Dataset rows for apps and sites
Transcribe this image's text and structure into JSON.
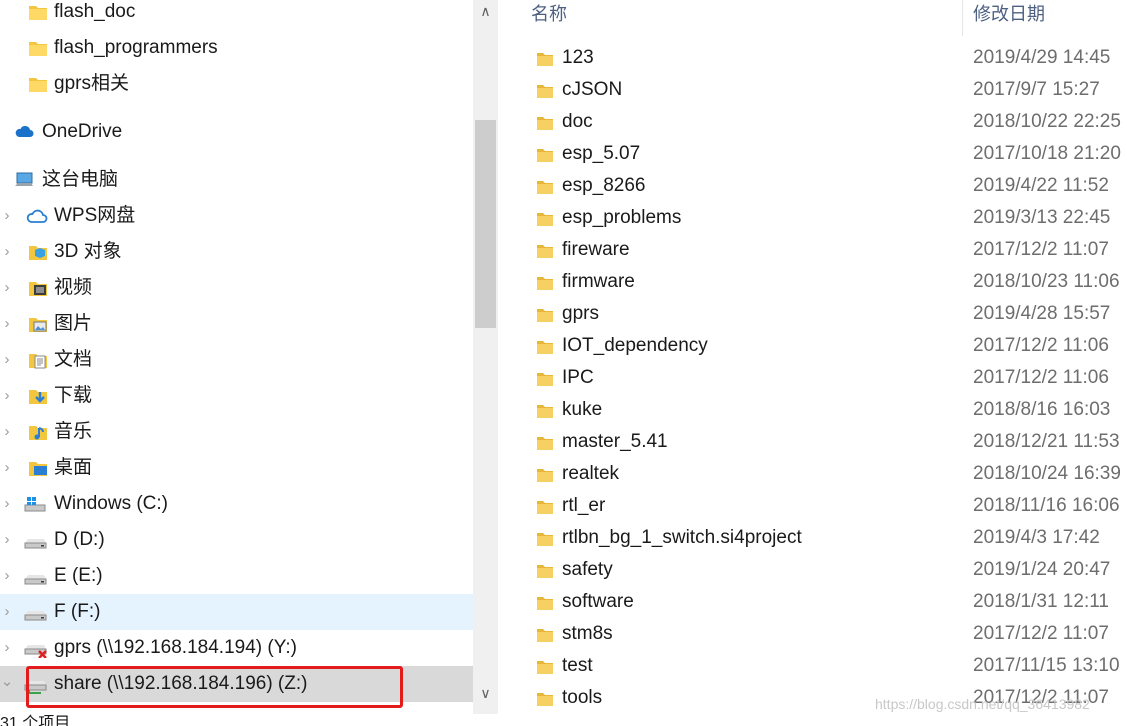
{
  "nav": {
    "items": [
      {
        "label": "flash_doc",
        "icon": "folder-icon"
      },
      {
        "label": "flash_programmers",
        "icon": "folder-icon"
      },
      {
        "label": "gprs相关",
        "icon": "folder-icon"
      },
      {
        "label": "OneDrive",
        "icon": "onedrive-cloud-icon"
      },
      {
        "label": "这台电脑",
        "icon": "this-pc-icon"
      },
      {
        "label": "WPS网盘",
        "icon": "wps-cloud-icon"
      },
      {
        "label": "3D 对象",
        "icon": "3d-objects-folder-icon"
      },
      {
        "label": "视频",
        "icon": "videos-folder-icon"
      },
      {
        "label": "图片",
        "icon": "pictures-folder-icon"
      },
      {
        "label": "文档",
        "icon": "documents-folder-icon"
      },
      {
        "label": "下载",
        "icon": "downloads-folder-icon"
      },
      {
        "label": "音乐",
        "icon": "music-folder-icon"
      },
      {
        "label": "桌面",
        "icon": "desktop-folder-icon"
      },
      {
        "label": "Windows (C:)",
        "icon": "windows-drive-icon"
      },
      {
        "label": "D (D:)",
        "icon": "drive-icon"
      },
      {
        "label": "E (E:)",
        "icon": "drive-icon"
      },
      {
        "label": "F (F:)",
        "icon": "drive-icon"
      },
      {
        "label": "gprs (\\\\192.168.184.194) (Y:)",
        "icon": "network-drive-disconnected-icon"
      },
      {
        "label": "share (\\\\192.168.184.196) (Z:)",
        "icon": "network-drive-icon"
      }
    ]
  },
  "status": {
    "item_count": "31 个项目"
  },
  "columns": {
    "name": "名称",
    "date": "修改日期"
  },
  "files": [
    {
      "name": "123",
      "date": "2019/4/29 14:45"
    },
    {
      "name": "cJSON",
      "date": "2017/9/7 15:27"
    },
    {
      "name": "doc",
      "date": "2018/10/22 22:25"
    },
    {
      "name": "esp_5.07",
      "date": "2017/10/18 21:20"
    },
    {
      "name": "esp_8266",
      "date": "2019/4/22 11:52"
    },
    {
      "name": "esp_problems",
      "date": "2019/3/13 22:45"
    },
    {
      "name": "fireware",
      "date": "2017/12/2 11:07"
    },
    {
      "name": "firmware",
      "date": "2018/10/23 11:06"
    },
    {
      "name": "gprs",
      "date": "2019/4/28 15:57"
    },
    {
      "name": "IOT_dependency",
      "date": "2017/12/2 11:06"
    },
    {
      "name": "IPC",
      "date": "2017/12/2 11:06"
    },
    {
      "name": "kuke",
      "date": "2018/8/16 16:03"
    },
    {
      "name": "master_5.41",
      "date": "2018/12/21 11:53"
    },
    {
      "name": "realtek",
      "date": "2018/10/24 16:39"
    },
    {
      "name": "rtl_er",
      "date": "2018/11/16 16:06"
    },
    {
      "name": "rtlbn_bg_1_switch.si4project",
      "date": "2019/4/3 17:42"
    },
    {
      "name": "safety",
      "date": "2019/1/24 20:47"
    },
    {
      "name": "software",
      "date": "2018/1/31 12:11"
    },
    {
      "name": "stm8s",
      "date": "2017/12/2 11:07"
    },
    {
      "name": "test",
      "date": "2017/11/15 13:10"
    },
    {
      "name": "tools",
      "date": "2017/12/2 11:07"
    }
  ],
  "watermark": "https://blog.csdn.net/qq_36413982",
  "colors": {
    "hover": "#e5f3ff",
    "selected": "#d9d9d9",
    "highlight_box": "#e31b1b",
    "folder": "#f3c640"
  }
}
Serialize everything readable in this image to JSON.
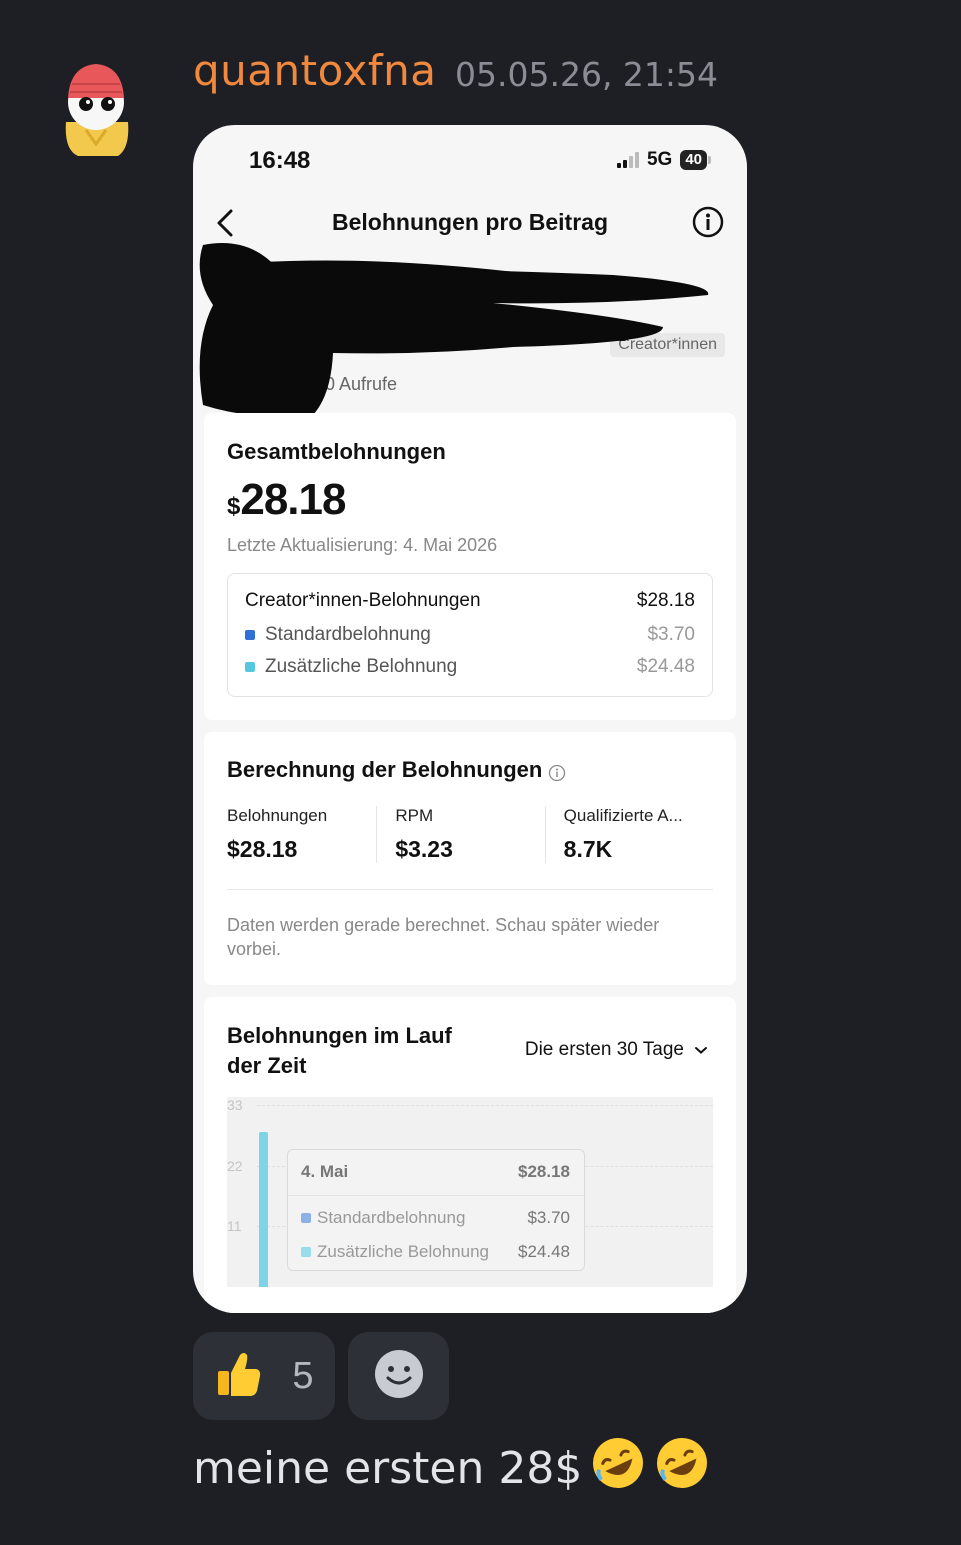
{
  "message": {
    "username": "quantoxfna",
    "timestamp": "05.05.26, 21:54",
    "text": "meine ersten 28$",
    "emojis": [
      "rofl-emoji",
      "rofl-emoji"
    ],
    "username_color": "#f0883e"
  },
  "reactions": [
    {
      "icon": "thumbs-up-emoji",
      "count": "5"
    },
    {
      "icon": "add-reaction-icon"
    }
  ],
  "screenshot": {
    "status": {
      "time": "16:48",
      "network": "5G",
      "battery": "40"
    },
    "nav": {
      "title": "Belohnungen pro Beitrag"
    },
    "post_meta": {
      "tag": "Creator*innen",
      "views": "0 Aufrufe"
    },
    "total": {
      "title": "Gesamtbelohnungen",
      "currency": "$",
      "amount": "28.18",
      "updated": "Letzte Aktualisierung: 4. Mai 2026",
      "breakdown": {
        "header_label": "Creator*innen-Belohnungen",
        "header_value": "$28.18",
        "items": [
          {
            "label": "Standardbelohnung",
            "value": "$3.70",
            "color": "#2f6fd6"
          },
          {
            "label": "Zusätzliche Belohnung",
            "value": "$24.48",
            "color": "#55c8e0"
          }
        ]
      }
    },
    "calculation": {
      "title": "Berechnung der Belohnungen",
      "metrics": [
        {
          "label": "Belohnungen",
          "value": "$28.18"
        },
        {
          "label": "RPM",
          "value": "$3.23"
        },
        {
          "label": "Qualifizierte A...",
          "value": "8.7K"
        }
      ],
      "note": "Daten werden gerade berechnet. Schau später wieder vorbei."
    },
    "over_time": {
      "title": "Belohnungen im Lauf der Zeit",
      "range": "Die ersten 30 Tage",
      "yticks": [
        "33",
        "22",
        "11"
      ],
      "tooltip": {
        "date": "4. Mai",
        "total": "$28.18",
        "items": [
          {
            "label": "Standardbelohnung",
            "value": "$3.70",
            "color": "#8db0e6"
          },
          {
            "label": "Zusätzliche Belohnung",
            "value": "$24.48",
            "color": "#9adbe9"
          }
        ]
      }
    }
  },
  "chart_data": {
    "type": "bar",
    "categories": [
      "4. Mai"
    ],
    "series": [
      {
        "name": "Standardbelohnung",
        "values": [
          3.7
        ]
      },
      {
        "name": "Zusätzliche Belohnung",
        "values": [
          24.48
        ]
      }
    ],
    "ylim": [
      0,
      33
    ],
    "yticks": [
      33,
      22,
      11
    ]
  }
}
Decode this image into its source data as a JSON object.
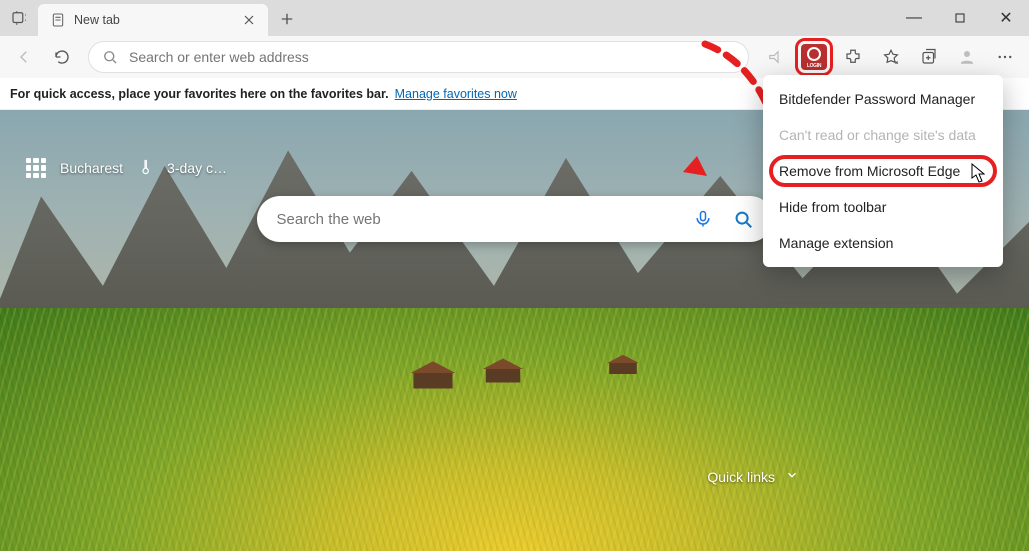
{
  "window": {
    "tab_title": "New tab",
    "minimize_glyph": "—",
    "maximize_glyph": "▢",
    "close_glyph": "✕"
  },
  "toolbar": {
    "address_placeholder": "Search or enter web address"
  },
  "favbar": {
    "hint": "For quick access, place your favorites here on the favorites bar.",
    "link": "Manage favorites now"
  },
  "ntp": {
    "location": "Bucharest",
    "forecast": "3-day c…",
    "search_placeholder": "Search the web",
    "quick_links_label": "Quick links"
  },
  "context_menu": {
    "title": "Bitdefender Password Manager",
    "cant_read": "Can't read or change site's data",
    "remove": "Remove from Microsoft Edge",
    "hide": "Hide from toolbar",
    "manage": "Manage extension"
  },
  "extension": {
    "label": "LOGIN"
  }
}
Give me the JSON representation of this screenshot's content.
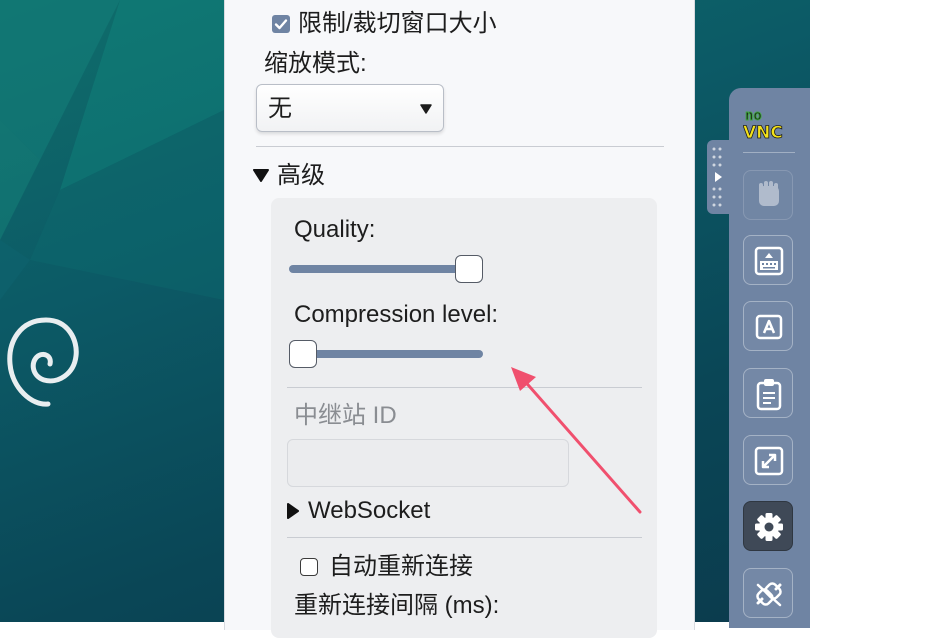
{
  "settings_panel": {
    "clip_checkbox": {
      "label": "限制/裁切窗口大小",
      "checked": true
    },
    "scaling_mode": {
      "label": "缩放模式:",
      "value": "无"
    },
    "advanced": {
      "label": "高级",
      "quality": {
        "label": "Quality:",
        "value_fraction": 0.9
      },
      "compression": {
        "label": "Compression level:",
        "value_fraction": 0.0
      },
      "repeater_id": {
        "label": "中继站 ID",
        "value": ""
      },
      "websocket": {
        "label": "WebSocket"
      },
      "auto_reconnect": {
        "label": "自动重新连接",
        "checked": false
      },
      "reconnect_delay": {
        "label": "重新连接间隔 (ms):"
      }
    }
  },
  "vnc_sidebar": {
    "logo": {
      "line1": "no",
      "line2": "VNC"
    },
    "buttons": [
      {
        "icon": "drag-hand-icon",
        "state": "disabled"
      },
      {
        "icon": "keyboard-icon",
        "state": "normal"
      },
      {
        "icon": "extra-keys-icon",
        "state": "normal"
      },
      {
        "icon": "clipboard-icon",
        "state": "normal"
      },
      {
        "icon": "fullscreen-icon",
        "state": "normal"
      },
      {
        "icon": "settings-gear-icon",
        "state": "active"
      },
      {
        "icon": "disconnect-icon",
        "state": "normal"
      }
    ]
  },
  "colors": {
    "accent": "#6f84a3",
    "annotation_arrow": "#f0506e",
    "desktop": "#0c5a66"
  }
}
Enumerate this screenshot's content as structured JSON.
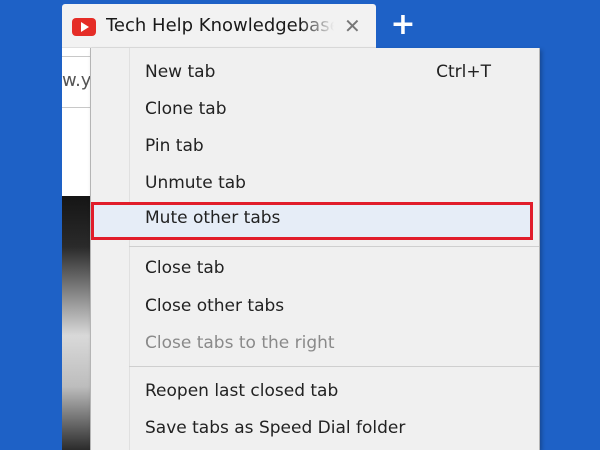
{
  "tab": {
    "title": "Tech Help Knowledgebase",
    "close_glyph": "✕",
    "favicon": "youtube-icon"
  },
  "new_tab_button": {
    "glyph": "+"
  },
  "address_bar": {
    "text": "w.y"
  },
  "context_menu": {
    "items": [
      {
        "label": "New tab",
        "shortcut": "Ctrl+T"
      },
      {
        "label": "Clone tab"
      },
      {
        "label": "Pin tab"
      },
      {
        "label": "Unmute tab"
      },
      {
        "label": "Mute other tabs",
        "highlighted": true
      },
      {
        "label": "Close tab"
      },
      {
        "label": "Close other tabs"
      },
      {
        "label": "Close tabs to the right",
        "disabled": true
      },
      {
        "label": "Reopen last closed tab"
      },
      {
        "label": "Save tabs as Speed Dial folder"
      }
    ]
  },
  "colors": {
    "background": "#1e61c6",
    "highlight_border": "#e11d2b",
    "menu_bg": "#f0f0f0"
  }
}
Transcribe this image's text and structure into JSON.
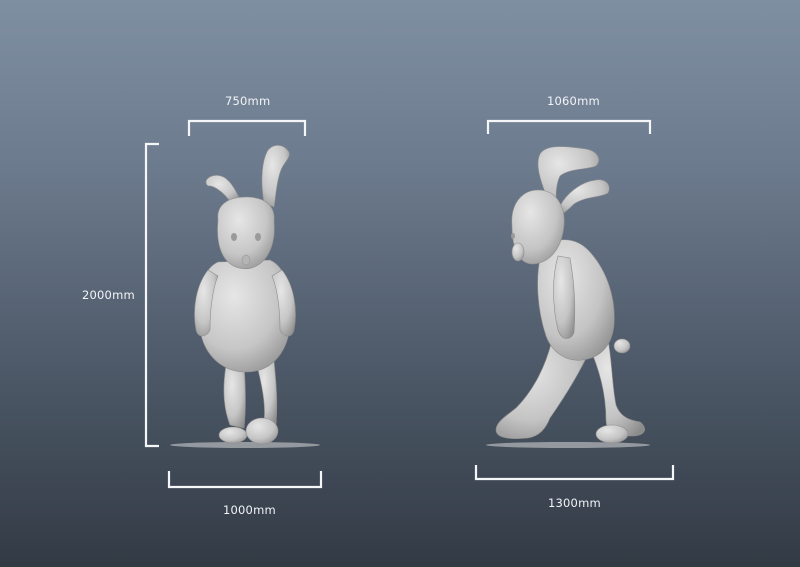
{
  "front_view": {
    "width_top_label": "750mm",
    "height_label": "2000mm",
    "base_width_label": "1000mm"
  },
  "side_view": {
    "width_top_label": "1060mm",
    "base_width_label": "1300mm"
  },
  "colors": {
    "dimension_line": "#f4f6f8",
    "model": "#cdcdcd"
  }
}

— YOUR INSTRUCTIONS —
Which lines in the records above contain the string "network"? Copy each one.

— TASK SOLUTION —
        "icon": "network-drive-disconnected-icon"
        "icon": "network-drive-icon"
      "network": "5G",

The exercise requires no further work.